## What to produce
Your output must match the records below character for character.
··· Dataset entries ···
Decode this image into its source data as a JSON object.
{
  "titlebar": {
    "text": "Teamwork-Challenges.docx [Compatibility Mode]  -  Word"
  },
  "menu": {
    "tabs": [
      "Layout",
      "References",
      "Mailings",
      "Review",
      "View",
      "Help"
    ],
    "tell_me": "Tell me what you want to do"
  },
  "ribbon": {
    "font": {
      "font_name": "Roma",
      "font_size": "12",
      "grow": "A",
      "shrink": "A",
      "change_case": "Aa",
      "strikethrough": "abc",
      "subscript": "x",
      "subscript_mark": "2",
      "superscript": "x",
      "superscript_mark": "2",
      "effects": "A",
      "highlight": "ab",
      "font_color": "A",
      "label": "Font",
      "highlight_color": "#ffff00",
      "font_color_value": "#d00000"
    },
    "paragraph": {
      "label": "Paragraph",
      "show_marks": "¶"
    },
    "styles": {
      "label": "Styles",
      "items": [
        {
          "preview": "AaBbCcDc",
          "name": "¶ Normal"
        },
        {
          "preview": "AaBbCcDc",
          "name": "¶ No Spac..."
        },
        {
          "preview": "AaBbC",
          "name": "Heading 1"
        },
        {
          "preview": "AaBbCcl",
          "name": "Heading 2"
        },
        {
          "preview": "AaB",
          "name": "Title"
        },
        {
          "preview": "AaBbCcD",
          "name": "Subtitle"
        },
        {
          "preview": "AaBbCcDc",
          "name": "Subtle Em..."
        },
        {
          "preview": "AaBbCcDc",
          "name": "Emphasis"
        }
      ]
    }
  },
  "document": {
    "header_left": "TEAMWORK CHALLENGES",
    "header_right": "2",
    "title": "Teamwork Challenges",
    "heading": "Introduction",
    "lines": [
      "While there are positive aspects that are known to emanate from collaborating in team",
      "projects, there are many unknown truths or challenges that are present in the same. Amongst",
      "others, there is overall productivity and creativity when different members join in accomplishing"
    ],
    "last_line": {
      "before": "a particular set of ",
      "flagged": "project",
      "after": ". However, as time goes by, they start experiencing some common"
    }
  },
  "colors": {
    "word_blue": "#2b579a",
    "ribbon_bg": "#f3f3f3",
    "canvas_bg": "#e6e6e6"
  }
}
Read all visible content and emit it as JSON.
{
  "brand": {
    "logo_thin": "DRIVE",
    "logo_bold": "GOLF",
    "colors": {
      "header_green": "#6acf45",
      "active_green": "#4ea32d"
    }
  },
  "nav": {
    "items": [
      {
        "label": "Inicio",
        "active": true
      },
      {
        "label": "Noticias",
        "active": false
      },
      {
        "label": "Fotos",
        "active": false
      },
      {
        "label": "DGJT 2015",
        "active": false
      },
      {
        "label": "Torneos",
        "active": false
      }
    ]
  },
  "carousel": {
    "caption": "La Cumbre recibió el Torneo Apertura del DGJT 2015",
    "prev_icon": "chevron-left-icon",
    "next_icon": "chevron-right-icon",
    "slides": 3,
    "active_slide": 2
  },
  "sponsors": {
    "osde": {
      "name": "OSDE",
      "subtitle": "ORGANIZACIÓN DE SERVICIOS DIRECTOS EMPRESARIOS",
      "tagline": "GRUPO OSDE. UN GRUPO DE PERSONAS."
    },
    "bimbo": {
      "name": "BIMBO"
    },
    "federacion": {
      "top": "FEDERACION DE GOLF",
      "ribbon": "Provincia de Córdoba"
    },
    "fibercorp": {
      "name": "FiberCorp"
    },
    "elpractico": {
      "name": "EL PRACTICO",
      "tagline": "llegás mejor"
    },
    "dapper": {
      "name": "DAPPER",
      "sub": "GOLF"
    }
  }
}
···
## Answer for the task
Decode this image into its source data as a JSON object.
{
  "titlebar": {
    "text": "Teamwork-Challenges.docx [Compatibility Mode]  -  Word"
  },
  "menu": {
    "tabs": [
      "Layout",
      "References",
      "Mailings",
      "Review",
      "View",
      "Help"
    ],
    "tell_me": "Tell me what you want to do"
  },
  "ribbon": {
    "font": {
      "font_name": "Roma",
      "font_size": "12",
      "grow": "A",
      "shrink": "A",
      "change_case": "Aa",
      "strikethrough": "abc",
      "subscript": "x",
      "subscript_mark": "2",
      "superscript": "x",
      "superscript_mark": "2",
      "effects": "A",
      "highlight": "ab",
      "font_color": "A",
      "label": "Font",
      "highlight_color": "#ffff00",
      "font_color_value": "#d00000"
    },
    "paragraph": {
      "label": "Paragraph",
      "show_marks": "¶"
    },
    "styles": {
      "label": "Styles",
      "items": [
        {
          "preview": "AaBbCcDc",
          "name": "¶ Normal"
        },
        {
          "preview": "AaBbCcDc",
          "name": "¶ No Spac..."
        },
        {
          "preview": "AaBbC",
          "name": "Heading 1"
        },
        {
          "preview": "AaBbCcl",
          "name": "Heading 2"
        },
        {
          "preview": "AaB",
          "name": "Title"
        },
        {
          "preview": "AaBbCcD",
          "name": "Subtitle"
        },
        {
          "preview": "AaBbCcDc",
          "name": "Subtle Em..."
        },
        {
          "preview": "AaBbCcDc",
          "name": "Emphasis"
        }
      ]
    }
  },
  "document": {
    "header_left": "TEAMWORK CHALLENGES",
    "header_right": "2",
    "title": "Teamwork Challenges",
    "heading": "Introduction",
    "lines": [
      "While there are positive aspects that are known to emanate from collaborating in team",
      "projects, there are many unknown truths or challenges that are present in the same. Amongst",
      "others, there is overall productivity and creativity when different members join in accomplishing"
    ],
    "last_line": {
      "before": "a particular set of ",
      "flagged": "project",
      "after": ". However, as time goes by, they start experiencing some common"
    }
  },
  "colors": {
    "word_blue": "#2b579a",
    "ribbon_bg": "#f3f3f3",
    "canvas_bg": "#e6e6e6"
  }
}
Read all visible content and emit it as JSON.
{
  "brand": {
    "logo_thin": "DRIVE",
    "logo_bold": "GOLF",
    "colors": {
      "header_green": "#6acf45",
      "active_green": "#4ea32d"
    }
  },
  "nav": {
    "items": [
      {
        "label": "Inicio",
        "active": true
      },
      {
        "label": "Noticias",
        "active": false
      },
      {
        "label": "Fotos",
        "active": false
      },
      {
        "label": "DGJT 2015",
        "active": false
      },
      {
        "label": "Torneos",
        "active": false
      }
    ]
  },
  "carousel": {
    "caption": "La Cumbre recibió el Torneo Apertura del DGJT 2015",
    "prev_icon": "chevron-left-icon",
    "next_icon": "chevron-right-icon",
    "slides": 3,
    "active_slide": 2
  },
  "sponsors": {
    "osde": {
      "name": "OSDE",
      "subtitle": "ORGANIZACIÓN DE SERVICIOS DIRECTOS EMPRESARIOS",
      "tagline": "GRUPO OSDE. UN GRUPO DE PERSONAS."
    },
    "bimbo": {
      "name": "BIMBO"
    },
    "federacion": {
      "top": "FEDERACION DE GOLF",
      "ribbon": "Provincia de Córdoba"
    },
    "fibercorp": {
      "name": "FiberCorp"
    },
    "elpractico": {
      "name": "EL PRACTICO",
      "tagline": "llegás mejor"
    },
    "dapper": {
      "name": "DAPPER",
      "sub": "GOLF"
    }
  }
}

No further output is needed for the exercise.